The task
Search the listing below for the string "Moosa", then copy every line it appears in.

** Supplied material follows **

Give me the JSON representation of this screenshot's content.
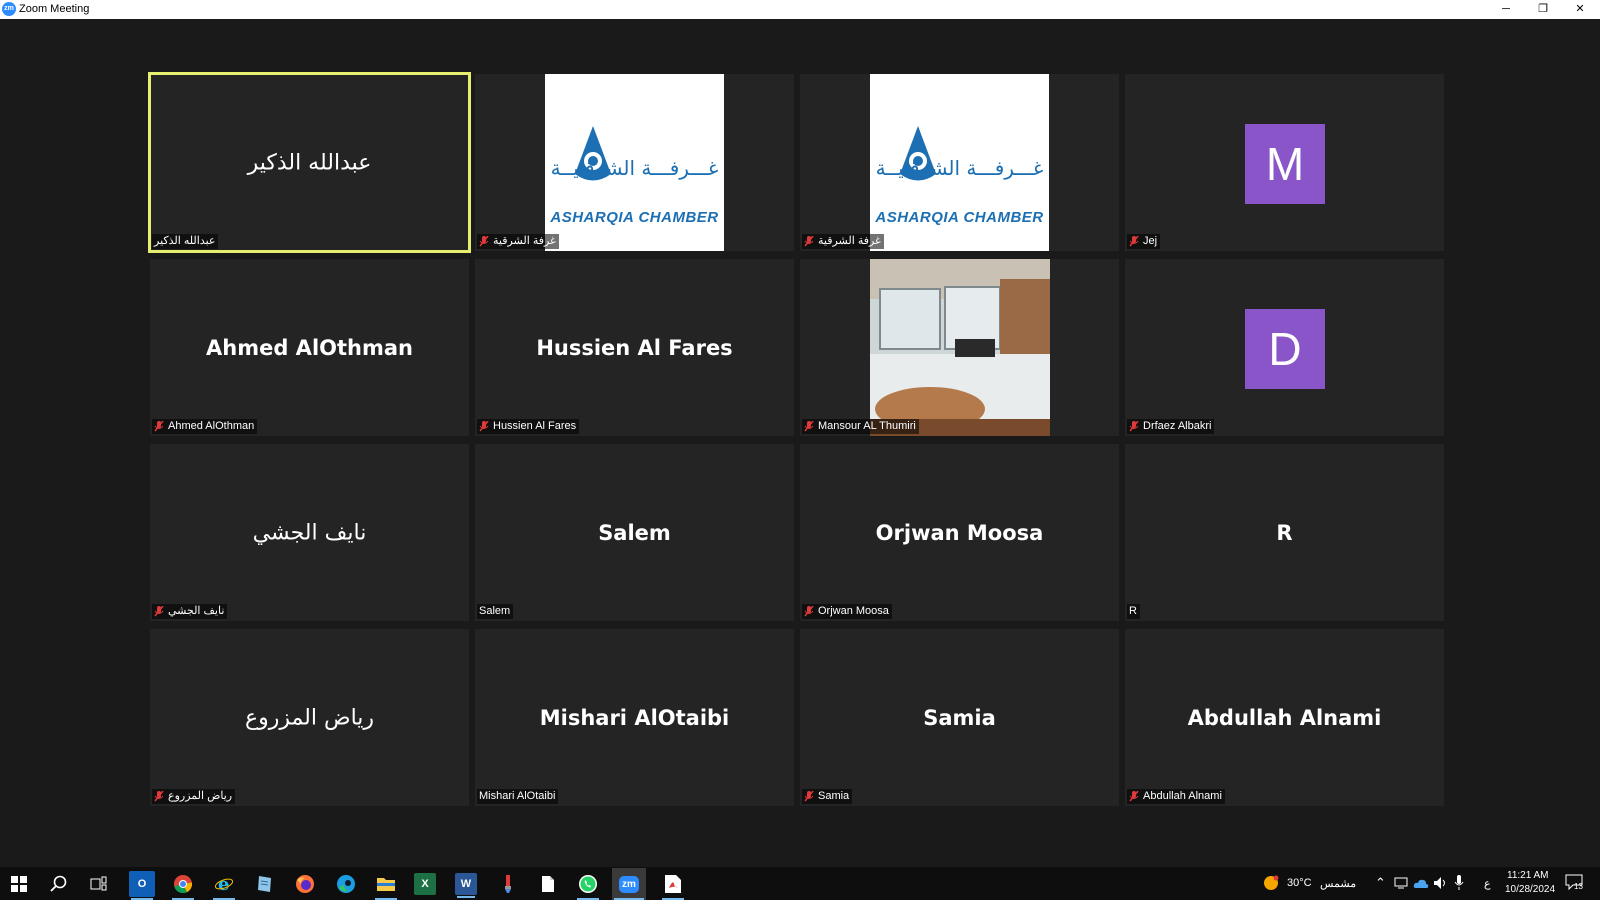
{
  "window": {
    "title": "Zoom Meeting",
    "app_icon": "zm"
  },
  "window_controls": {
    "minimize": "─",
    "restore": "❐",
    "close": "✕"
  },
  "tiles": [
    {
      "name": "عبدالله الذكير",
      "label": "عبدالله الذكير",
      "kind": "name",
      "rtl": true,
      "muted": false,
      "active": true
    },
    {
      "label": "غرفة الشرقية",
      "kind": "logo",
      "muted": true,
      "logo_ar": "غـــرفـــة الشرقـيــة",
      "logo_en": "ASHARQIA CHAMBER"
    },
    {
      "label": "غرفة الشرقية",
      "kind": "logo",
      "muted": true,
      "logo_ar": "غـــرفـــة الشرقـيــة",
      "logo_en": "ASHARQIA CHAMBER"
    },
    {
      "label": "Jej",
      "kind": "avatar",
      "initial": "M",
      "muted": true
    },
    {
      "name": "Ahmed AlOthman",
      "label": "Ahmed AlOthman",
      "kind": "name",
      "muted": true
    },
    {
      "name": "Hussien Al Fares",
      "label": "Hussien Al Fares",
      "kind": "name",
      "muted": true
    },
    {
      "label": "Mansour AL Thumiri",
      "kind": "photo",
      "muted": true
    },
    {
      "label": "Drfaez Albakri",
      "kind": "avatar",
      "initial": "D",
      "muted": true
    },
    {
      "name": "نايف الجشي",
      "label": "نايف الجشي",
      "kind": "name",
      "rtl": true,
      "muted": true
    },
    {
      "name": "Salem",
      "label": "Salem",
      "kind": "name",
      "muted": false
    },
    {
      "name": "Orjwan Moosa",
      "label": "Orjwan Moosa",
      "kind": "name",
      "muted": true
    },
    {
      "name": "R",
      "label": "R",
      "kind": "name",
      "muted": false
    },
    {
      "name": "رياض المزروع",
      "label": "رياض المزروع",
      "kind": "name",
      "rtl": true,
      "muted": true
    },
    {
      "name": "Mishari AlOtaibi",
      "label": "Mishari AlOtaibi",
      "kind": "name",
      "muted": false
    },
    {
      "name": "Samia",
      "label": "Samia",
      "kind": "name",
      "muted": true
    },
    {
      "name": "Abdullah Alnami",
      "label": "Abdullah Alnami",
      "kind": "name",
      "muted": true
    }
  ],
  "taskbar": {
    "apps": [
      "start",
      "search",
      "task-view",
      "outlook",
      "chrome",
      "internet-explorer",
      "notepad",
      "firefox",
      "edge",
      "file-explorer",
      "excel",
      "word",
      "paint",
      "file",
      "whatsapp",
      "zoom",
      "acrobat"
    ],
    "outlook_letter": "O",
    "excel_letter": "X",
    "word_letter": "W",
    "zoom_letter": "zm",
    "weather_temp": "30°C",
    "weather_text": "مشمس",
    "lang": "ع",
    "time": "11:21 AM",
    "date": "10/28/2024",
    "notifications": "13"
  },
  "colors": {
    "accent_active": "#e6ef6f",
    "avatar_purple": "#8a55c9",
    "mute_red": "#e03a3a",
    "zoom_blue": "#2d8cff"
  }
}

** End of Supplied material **
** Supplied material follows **

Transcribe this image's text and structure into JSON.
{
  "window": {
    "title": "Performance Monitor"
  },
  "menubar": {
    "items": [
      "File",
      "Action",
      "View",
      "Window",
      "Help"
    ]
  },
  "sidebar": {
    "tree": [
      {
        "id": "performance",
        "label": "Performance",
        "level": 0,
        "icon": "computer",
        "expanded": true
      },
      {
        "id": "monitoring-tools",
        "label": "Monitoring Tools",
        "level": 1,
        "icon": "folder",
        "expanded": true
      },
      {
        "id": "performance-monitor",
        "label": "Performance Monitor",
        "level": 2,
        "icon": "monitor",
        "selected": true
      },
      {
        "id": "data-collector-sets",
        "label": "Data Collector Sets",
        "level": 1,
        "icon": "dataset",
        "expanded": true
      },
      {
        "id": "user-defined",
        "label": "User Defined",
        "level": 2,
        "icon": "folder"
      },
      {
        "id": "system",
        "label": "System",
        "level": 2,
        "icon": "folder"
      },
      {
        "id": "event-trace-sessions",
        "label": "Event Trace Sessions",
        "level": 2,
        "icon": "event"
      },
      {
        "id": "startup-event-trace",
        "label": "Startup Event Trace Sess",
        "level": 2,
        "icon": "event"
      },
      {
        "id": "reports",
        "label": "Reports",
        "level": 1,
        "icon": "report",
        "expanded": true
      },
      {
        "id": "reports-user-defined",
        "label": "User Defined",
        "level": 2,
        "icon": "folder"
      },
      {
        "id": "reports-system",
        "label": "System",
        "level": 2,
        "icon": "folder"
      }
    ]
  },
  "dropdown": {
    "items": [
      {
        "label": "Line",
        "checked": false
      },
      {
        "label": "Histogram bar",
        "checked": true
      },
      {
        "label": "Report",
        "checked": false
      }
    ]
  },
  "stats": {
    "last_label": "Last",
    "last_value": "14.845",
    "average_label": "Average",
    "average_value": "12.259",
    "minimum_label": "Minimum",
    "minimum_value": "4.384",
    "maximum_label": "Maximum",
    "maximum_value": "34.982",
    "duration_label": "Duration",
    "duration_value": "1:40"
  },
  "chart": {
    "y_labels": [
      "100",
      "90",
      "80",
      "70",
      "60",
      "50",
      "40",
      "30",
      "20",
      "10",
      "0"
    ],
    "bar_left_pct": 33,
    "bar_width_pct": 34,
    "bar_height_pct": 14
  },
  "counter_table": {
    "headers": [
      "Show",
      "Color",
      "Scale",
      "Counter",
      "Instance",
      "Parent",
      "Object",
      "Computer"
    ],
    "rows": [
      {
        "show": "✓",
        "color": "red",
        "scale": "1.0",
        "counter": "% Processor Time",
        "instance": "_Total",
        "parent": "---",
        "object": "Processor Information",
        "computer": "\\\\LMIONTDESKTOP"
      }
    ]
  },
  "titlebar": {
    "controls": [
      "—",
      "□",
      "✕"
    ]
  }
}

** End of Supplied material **

Answer for the task
      "name": "Orjwan Moosa",
      "label": "Orjwan Moosa",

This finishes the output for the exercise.